Risk factors can occur at different stages of a child’s life, in different settings.  Early onset risk factors can place children on developmental paths that lead to adolescent drug abuse and related problem behaviors.  Within schools, several individual, peer, and environmental factors can place adolescents at risk for drug abuse:  inappropriate classroom behavior, such as aggression and impulsivity; academic failure; poor social coping skills; and association with peers involved in high-risk behaviors, including drug abuse. 

Not all risk factors, however, stem from the students themselves; in fact, misperceptions about the extent and acceptability of drug-abusing behaviors in school held by school staff and the public in general, also can create an environment that increases drug-abuse risk.  For example, the belief that most adolescents use drugs when, in fact, most do not, can lead to ambiguous or poorly enforced drug-abuse policies. 
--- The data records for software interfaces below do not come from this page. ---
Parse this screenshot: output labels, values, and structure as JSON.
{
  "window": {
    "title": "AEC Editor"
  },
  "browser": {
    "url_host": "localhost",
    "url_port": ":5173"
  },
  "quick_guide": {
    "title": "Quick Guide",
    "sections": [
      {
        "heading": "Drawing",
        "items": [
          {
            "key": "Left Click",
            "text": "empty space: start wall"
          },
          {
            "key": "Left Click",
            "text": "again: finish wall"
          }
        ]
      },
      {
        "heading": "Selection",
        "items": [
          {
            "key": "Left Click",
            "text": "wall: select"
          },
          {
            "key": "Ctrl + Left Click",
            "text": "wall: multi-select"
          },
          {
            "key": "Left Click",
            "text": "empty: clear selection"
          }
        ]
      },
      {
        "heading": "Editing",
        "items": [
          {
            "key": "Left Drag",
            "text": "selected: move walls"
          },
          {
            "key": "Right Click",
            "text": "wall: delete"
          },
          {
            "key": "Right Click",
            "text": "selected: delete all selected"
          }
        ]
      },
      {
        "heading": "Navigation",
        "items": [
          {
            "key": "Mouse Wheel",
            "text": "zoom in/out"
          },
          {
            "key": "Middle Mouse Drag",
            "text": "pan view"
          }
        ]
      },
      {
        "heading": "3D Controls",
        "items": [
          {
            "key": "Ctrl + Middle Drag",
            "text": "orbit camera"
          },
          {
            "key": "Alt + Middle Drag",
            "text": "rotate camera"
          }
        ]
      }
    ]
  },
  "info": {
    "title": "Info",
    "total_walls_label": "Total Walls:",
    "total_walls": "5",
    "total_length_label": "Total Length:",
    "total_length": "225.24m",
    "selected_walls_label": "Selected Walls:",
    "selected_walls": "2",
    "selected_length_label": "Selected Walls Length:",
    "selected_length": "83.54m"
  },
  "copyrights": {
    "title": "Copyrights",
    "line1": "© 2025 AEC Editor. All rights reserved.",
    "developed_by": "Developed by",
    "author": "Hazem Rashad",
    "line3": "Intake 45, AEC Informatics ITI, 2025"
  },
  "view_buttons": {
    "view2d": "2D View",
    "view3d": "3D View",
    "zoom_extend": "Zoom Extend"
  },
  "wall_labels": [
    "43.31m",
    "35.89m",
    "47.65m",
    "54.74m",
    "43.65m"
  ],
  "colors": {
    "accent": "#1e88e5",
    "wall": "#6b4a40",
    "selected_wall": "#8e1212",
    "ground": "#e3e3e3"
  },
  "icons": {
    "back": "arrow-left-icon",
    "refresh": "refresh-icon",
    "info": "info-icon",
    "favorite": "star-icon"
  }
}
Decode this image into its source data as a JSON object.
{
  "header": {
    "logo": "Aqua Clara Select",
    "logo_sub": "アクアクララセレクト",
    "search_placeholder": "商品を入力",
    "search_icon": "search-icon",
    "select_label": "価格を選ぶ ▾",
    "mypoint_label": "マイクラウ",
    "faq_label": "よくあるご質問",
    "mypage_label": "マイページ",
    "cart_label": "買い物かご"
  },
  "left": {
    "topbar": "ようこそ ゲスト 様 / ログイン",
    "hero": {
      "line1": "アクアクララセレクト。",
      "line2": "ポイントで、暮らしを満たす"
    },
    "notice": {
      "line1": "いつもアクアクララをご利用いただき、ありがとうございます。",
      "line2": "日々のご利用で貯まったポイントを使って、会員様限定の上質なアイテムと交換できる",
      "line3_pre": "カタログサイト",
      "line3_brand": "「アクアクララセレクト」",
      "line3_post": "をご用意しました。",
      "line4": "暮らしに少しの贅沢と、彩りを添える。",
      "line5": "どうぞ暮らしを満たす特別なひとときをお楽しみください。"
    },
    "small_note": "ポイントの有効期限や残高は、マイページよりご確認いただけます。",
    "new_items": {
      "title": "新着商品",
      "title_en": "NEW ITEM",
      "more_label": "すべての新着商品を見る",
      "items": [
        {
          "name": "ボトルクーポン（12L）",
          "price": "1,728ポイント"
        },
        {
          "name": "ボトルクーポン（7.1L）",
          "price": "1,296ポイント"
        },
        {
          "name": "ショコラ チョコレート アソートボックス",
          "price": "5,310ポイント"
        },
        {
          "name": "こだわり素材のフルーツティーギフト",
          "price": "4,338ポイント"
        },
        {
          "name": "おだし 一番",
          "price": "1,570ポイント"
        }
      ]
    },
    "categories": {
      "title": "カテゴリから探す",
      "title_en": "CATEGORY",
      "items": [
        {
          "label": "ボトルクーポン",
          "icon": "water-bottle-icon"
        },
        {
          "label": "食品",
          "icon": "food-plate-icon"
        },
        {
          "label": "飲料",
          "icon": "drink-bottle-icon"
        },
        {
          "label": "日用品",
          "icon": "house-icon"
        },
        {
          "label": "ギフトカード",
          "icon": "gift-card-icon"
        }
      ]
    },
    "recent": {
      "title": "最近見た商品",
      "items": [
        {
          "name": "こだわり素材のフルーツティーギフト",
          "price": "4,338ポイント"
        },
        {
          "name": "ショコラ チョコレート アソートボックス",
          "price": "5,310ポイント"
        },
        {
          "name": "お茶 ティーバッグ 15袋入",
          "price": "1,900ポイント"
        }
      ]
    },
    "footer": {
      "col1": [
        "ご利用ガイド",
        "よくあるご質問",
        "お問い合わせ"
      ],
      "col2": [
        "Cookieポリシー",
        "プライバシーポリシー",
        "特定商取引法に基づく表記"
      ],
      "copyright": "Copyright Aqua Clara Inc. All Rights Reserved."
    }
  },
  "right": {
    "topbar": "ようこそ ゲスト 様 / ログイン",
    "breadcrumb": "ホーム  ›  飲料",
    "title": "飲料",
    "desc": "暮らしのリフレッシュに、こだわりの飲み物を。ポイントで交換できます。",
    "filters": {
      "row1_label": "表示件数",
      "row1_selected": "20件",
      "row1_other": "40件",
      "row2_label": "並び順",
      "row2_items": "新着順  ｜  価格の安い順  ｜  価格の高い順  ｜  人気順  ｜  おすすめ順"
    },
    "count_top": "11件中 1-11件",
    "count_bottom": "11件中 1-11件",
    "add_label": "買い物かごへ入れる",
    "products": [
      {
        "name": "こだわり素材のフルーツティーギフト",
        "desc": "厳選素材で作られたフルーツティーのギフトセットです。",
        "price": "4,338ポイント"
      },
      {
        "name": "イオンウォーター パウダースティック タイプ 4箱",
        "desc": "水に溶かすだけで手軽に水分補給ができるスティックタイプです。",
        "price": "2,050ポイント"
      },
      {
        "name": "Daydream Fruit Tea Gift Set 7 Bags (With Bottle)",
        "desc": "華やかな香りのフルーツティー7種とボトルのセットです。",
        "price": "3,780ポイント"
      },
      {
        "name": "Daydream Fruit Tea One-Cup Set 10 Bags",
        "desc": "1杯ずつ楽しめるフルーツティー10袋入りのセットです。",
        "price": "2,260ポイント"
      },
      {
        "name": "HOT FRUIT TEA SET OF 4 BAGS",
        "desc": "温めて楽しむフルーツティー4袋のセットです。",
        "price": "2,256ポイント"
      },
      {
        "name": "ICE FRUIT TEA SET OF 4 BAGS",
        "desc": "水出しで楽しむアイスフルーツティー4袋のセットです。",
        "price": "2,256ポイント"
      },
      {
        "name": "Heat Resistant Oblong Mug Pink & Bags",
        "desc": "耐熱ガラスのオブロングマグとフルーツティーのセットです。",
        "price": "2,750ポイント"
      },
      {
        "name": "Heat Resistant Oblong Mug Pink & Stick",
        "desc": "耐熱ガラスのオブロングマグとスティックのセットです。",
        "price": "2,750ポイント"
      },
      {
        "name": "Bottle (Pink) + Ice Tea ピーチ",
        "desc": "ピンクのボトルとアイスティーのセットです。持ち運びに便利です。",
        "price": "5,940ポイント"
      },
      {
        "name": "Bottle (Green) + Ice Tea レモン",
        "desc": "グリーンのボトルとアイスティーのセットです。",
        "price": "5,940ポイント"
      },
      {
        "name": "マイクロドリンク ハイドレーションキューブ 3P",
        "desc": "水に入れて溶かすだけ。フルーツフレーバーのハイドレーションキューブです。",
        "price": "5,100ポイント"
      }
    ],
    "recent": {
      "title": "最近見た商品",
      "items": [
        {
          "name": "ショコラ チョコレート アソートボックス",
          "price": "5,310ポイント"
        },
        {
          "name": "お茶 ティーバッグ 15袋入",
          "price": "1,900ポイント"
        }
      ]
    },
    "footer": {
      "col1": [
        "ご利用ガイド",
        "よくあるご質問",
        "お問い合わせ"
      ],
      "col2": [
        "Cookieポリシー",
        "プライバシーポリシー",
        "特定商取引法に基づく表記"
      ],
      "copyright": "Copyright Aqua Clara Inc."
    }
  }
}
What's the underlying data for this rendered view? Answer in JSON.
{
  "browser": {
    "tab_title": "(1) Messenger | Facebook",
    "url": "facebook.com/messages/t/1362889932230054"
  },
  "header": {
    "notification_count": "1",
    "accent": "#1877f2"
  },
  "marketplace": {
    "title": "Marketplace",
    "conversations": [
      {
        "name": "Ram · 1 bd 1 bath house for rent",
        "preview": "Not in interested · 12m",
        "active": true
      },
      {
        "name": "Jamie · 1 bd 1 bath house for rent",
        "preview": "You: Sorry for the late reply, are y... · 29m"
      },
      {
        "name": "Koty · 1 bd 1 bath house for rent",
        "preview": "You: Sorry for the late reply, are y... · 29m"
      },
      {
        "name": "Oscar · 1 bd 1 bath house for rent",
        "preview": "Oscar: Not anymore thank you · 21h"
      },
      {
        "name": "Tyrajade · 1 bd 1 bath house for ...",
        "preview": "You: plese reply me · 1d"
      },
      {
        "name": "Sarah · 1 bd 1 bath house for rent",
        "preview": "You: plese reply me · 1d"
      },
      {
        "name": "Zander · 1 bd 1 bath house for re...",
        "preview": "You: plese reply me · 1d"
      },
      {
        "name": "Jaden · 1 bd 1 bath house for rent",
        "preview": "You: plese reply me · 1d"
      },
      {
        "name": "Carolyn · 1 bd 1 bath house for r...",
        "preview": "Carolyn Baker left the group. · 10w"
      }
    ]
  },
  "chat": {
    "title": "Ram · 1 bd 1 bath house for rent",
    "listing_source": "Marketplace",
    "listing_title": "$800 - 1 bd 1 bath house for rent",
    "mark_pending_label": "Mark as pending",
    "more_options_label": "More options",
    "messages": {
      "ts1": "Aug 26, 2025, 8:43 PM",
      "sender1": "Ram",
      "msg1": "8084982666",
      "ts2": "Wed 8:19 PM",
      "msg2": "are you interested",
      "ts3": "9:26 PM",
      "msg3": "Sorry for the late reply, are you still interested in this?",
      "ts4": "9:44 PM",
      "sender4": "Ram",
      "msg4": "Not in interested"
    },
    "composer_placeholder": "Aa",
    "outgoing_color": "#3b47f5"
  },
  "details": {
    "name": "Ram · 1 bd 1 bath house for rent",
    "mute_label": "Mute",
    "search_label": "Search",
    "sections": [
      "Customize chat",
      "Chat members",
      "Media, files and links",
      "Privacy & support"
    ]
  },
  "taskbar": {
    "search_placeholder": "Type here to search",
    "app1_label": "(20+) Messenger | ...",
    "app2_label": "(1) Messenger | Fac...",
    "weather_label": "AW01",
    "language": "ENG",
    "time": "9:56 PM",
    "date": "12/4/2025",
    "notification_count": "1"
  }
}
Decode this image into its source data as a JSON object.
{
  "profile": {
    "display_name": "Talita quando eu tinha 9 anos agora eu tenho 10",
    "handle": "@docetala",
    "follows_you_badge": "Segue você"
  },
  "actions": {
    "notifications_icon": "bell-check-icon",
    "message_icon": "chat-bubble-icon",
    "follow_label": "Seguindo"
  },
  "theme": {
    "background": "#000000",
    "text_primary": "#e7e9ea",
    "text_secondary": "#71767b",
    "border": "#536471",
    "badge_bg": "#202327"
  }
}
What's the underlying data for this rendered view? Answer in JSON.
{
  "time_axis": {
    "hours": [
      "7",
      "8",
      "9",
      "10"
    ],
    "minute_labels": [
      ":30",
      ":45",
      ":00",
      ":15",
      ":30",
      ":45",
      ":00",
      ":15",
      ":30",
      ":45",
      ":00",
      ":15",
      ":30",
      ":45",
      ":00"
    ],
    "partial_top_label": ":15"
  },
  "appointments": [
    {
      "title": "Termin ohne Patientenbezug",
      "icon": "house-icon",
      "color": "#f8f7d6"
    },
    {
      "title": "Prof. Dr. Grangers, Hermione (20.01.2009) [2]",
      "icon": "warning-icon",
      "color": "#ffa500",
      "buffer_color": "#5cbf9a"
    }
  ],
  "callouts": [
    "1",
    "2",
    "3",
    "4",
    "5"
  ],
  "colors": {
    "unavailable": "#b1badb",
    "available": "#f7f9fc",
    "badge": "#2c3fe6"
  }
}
The effects of these and other environmental risk factors can increase during transitions that occur in the school context—such as entrance to a new school, and transitions from elementary to middle school, or middle to high school.  These are times when children and adolescents are faced with new academic and social situations.  School-based prevention programs that show evidence for protecting adolescents from drug abuse are often integrated with goals for academic success and focus on promoting school bonding.  In addition, they may improve social and academic skills; enhance peer relationships; improve self-control, coping skills and drug refusal skills; and correct misperceptions about adolescent drug-use norms.  Finally, schools should use caution when grouping high-risk teens in peer group prevention programs, because such groupings have been shown to produce negative outcomes, as the youth may reinforce each other’s drug-abuse behaviors. 

In addition, are there certain biological factors that may interact with school-related risk factors to heighten risk of drug abuse for some youth? 

Clearly the more risk factors an adolescent has, the greater the likelihood that drug abuse will occur.  School staff should take note of factors such as withdrawn or aggressive temperamental styles or early displays of aggression, poor impulse control, and otherwise unexplained academic problems.  Among the most common biological risk factors for substance abuse are co-morbid mental conditions.  Depression, anxiety, ADHD, and conduct disorder are often present in adolescents prior to their abusing drugs, perhaps as a form of self-treatment, but drug abuse itself may also trigger or worsen co-morbid mental conditions in some adolescents.  In addition, biological and environmental risk factors in the family can increase risk for drug abuse in children and adolescents—such as a family history of drug or alcohol abuse, physical or sexual abuse, or neglect. 

Finally, gender is a major factor in assessing risk status of adolescents for specific drugs.  For example, while boys report significantly more drug use for most substances (especially alcohol and marijuana), adolescent females show an increased risk for abusing prescription drugs.  While not a modifiable risk factor, gender should not be ignored when assessing risk and further, when developing and implementing prevention programs.

What are the three most important steps a school can take to help prevent drug abuse?

Three steps that schools can take are:  Use science-based, proven prevention approaches that are developmentally appropriate and reinforced over time (e.g., provides booster sessions).

Implement interventions early, especially with children at early risk for aggression.  Research has shown that early intervention can reduce problem behaviors and change negative developmental paths. 

Create a school environment that emphasizes pro-social activity and responsibility for students, teachers, and administrators, and provides parent-family support.

For more information on prevention programs, I direct readers to the 2003 edition of NIDA’sPreventing Drug Abuse among Children and Adolescents:  A Research-Based Guide for Parents, Educators, and Community Leaders. It is available to download at
It offers prevention principles that can help parents, educators, and community leaders plan and deliver science-based prevention programs.

NIDA also maintains a Web site for teens that provides accurate information about drugs of abuse: